Looking at the records below, say how many lines contain "prevent". Nothing else belongs in the answer.

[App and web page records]
*****
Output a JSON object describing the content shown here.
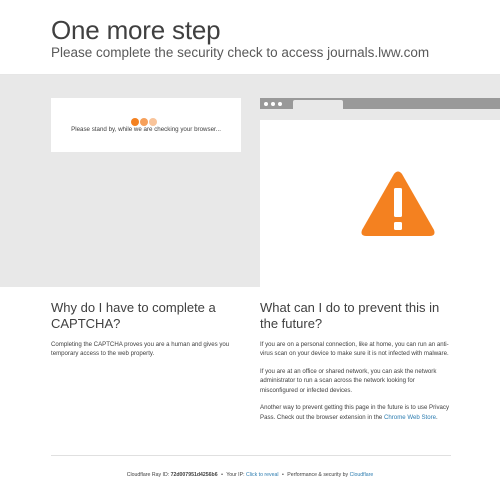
{
  "header": {
    "title": "One more step",
    "subtitle": "Please complete the security check to access journals.lww.com"
  },
  "checking": {
    "message": "Please stand by, while we are checking your browser..."
  },
  "icons": {
    "loading": "loading-dots-icon",
    "warning": "warning-triangle-icon"
  },
  "colors": {
    "accent": "#f48120",
    "link": "#2c7cb0",
    "band": "#e8e8e8"
  },
  "why": {
    "heading": "Why do I have to complete a CAPTCHA?",
    "text": "Completing the CAPTCHA proves you are a human and gives you temporary access to the web property."
  },
  "prevent": {
    "heading": "What can I do to prevent this in the future?",
    "p1": "If you are on a personal connection, like at home, you can run an anti-virus scan on your device to make sure it is not infected with malware.",
    "p2": "If you are at an office or shared network, you can ask the network administrator to run a scan across the network looking for misconfigured or infected devices.",
    "p3": "Another way to prevent getting this page in the future is to use Privacy Pass. Check out the browser extension in the",
    "p3_link": "Chrome Web Store",
    "p3_end": "."
  },
  "footer": {
    "ray_label": "Cloudflare Ray ID:",
    "ray_id": "72d007951d4256b6",
    "sep": "•",
    "ip_label": "Your IP:",
    "ip_link": "Click to reveal",
    "perf_label": "Performance & security by",
    "perf_link": "Cloudflare"
  }
}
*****
* Response
3